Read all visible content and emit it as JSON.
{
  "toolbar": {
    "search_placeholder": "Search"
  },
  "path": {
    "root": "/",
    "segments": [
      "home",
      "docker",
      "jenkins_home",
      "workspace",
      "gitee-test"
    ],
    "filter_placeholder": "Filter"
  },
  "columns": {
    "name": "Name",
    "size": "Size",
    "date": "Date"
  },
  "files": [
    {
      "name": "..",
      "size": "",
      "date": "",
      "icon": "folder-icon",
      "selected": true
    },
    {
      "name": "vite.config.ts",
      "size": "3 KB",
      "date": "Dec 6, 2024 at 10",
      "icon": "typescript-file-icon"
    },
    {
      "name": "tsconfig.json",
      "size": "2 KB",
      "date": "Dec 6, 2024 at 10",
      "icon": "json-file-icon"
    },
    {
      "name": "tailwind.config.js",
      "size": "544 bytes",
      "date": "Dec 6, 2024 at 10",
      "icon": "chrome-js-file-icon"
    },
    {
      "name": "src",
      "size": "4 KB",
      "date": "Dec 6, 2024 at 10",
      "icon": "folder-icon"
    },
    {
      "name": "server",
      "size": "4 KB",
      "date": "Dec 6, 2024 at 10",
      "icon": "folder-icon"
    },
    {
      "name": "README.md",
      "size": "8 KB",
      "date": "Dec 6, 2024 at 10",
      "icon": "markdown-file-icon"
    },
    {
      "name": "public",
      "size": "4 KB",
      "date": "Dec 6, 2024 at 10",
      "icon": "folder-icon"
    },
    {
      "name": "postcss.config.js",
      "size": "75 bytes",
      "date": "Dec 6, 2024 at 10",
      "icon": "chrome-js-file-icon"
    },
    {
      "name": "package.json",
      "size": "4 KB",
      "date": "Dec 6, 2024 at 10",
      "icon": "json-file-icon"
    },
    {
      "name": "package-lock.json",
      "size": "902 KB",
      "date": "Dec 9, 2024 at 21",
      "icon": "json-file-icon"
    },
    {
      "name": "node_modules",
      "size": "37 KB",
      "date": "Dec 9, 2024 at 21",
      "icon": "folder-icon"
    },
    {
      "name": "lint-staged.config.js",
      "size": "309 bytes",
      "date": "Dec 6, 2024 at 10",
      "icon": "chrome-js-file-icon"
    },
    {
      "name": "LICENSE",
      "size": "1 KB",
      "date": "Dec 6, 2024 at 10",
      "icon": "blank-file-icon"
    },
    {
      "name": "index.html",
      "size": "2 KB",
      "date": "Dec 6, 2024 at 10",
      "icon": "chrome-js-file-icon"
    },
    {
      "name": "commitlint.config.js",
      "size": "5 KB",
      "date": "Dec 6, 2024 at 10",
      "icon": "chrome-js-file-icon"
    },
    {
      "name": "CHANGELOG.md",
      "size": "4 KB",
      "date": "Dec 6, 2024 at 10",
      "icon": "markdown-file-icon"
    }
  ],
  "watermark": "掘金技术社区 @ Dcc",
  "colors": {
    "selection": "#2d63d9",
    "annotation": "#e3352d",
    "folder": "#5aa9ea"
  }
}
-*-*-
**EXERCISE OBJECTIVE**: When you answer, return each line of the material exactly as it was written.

**TASK RESULT**:
Read all visible content and emit it as JSON.
{
  "toolbar": {
    "search_placeholder": "Search"
  },
  "path": {
    "root": "/",
    "segments": [
      "home",
      "docker",
      "jenkins_home",
      "workspace",
      "gitee-test"
    ],
    "filter_placeholder": "Filter"
  },
  "columns": {
    "name": "Name",
    "size": "Size",
    "date": "Date"
  },
  "files": [
    {
      "name": "..",
      "size": "",
      "date": "",
      "icon": "folder-icon",
      "selected": true
    },
    {
      "name": "vite.config.ts",
      "size": "3 KB",
      "date": "Dec 6, 2024 at 10",
      "icon": "typescript-file-icon"
    },
    {
      "name": "tsconfig.json",
      "size": "2 KB",
      "date": "Dec 6, 2024 at 10",
      "icon": "json-file-icon"
    },
    {
      "name": "tailwind.config.js",
      "size": "544 bytes",
      "date": "Dec 6, 2024 at 10",
      "icon": "chrome-js-file-icon"
    },
    {
      "name": "src",
      "size": "4 KB",
      "date": "Dec 6, 2024 at 10",
      "icon": "folder-icon"
    },
    {
      "name": "server",
      "size": "4 KB",
      "date": "Dec 6, 2024 at 10",
      "icon": "folder-icon"
    },
    {
      "name": "README.md",
      "size": "8 KB",
      "date": "Dec 6, 2024 at 10",
      "icon": "markdown-file-icon"
    },
    {
      "name": "public",
      "size": "4 KB",
      "date": "Dec 6, 2024 at 10",
      "icon": "folder-icon"
    },
    {
      "name": "postcss.config.js",
      "size": "75 bytes",
      "date": "Dec 6, 2024 at 10",
      "icon": "chrome-js-file-icon"
    },
    {
      "name": "package.json",
      "size": "4 KB",
      "date": "Dec 6, 2024 at 10",
      "icon": "json-file-icon"
    },
    {
      "name": "package-lock.json",
      "size": "902 KB",
      "date": "Dec 9, 2024 at 21",
      "icon": "json-file-icon"
    },
    {
      "name": "node_modules",
      "size": "37 KB",
      "date": "Dec 9, 2024 at 21",
      "icon": "folder-icon"
    },
    {
      "name": "lint-staged.config.js",
      "size": "309 bytes",
      "date": "Dec 6, 2024 at 10",
      "icon": "chrome-js-file-icon"
    },
    {
      "name": "LICENSE",
      "size": "1 KB",
      "date": "Dec 6, 2024 at 10",
      "icon": "blank-file-icon"
    },
    {
      "name": "index.html",
      "size": "2 KB",
      "date": "Dec 6, 2024 at 10",
      "icon": "chrome-js-file-icon"
    },
    {
      "name": "commitlint.config.js",
      "size": "5 KB",
      "date": "Dec 6, 2024 at 10",
      "icon": "chrome-js-file-icon"
    },
    {
      "name": "CHANGELOG.md",
      "size": "4 KB",
      "date": "Dec 6, 2024 at 10",
      "icon": "markdown-file-icon"
    }
  ],
  "watermark": "掘金技术社区 @ Dcc",
  "colors": {
    "selection": "#2d63d9",
    "annotation": "#e3352d",
    "folder": "#5aa9ea"
  }
}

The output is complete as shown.